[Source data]
========================

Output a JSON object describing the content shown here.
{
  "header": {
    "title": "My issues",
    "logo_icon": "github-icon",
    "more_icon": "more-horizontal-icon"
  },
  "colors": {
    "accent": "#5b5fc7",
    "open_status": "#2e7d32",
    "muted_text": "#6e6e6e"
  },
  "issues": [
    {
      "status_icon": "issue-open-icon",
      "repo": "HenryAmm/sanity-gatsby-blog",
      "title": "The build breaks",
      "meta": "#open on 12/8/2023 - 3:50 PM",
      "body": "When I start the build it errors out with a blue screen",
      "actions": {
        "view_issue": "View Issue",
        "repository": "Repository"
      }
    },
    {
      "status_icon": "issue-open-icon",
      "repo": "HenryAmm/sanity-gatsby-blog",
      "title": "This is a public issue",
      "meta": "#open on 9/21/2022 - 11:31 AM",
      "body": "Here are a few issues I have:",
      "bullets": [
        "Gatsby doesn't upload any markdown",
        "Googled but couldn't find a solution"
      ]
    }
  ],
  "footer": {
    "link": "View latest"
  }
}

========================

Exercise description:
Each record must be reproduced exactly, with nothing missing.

Answer to the exercise:
Output a JSON object describing the content shown here.
{
  "header": {
    "title": "My issues",
    "logo_icon": "github-icon",
    "more_icon": "more-horizontal-icon"
  },
  "colors": {
    "accent": "#5b5fc7",
    "open_status": "#2e7d32",
    "muted_text": "#6e6e6e"
  },
  "issues": [
    {
      "status_icon": "issue-open-icon",
      "repo": "HenryAmm/sanity-gatsby-blog",
      "title": "The build breaks",
      "meta": "#open on 12/8/2023 - 3:50 PM",
      "body": "When I start the build it errors out with a blue screen",
      "actions": {
        "view_issue": "View Issue",
        "repository": "Repository"
      }
    },
    {
      "status_icon": "issue-open-icon",
      "repo": "HenryAmm/sanity-gatsby-blog",
      "title": "This is a public issue",
      "meta": "#open on 9/21/2022 - 11:31 AM",
      "body": "Here are a few issues I have:",
      "bullets": [
        "Gatsby doesn't upload any markdown",
        "Googled but couldn't find a solution"
      ]
    }
  ],
  "footer": {
    "link": "View latest"
  }
}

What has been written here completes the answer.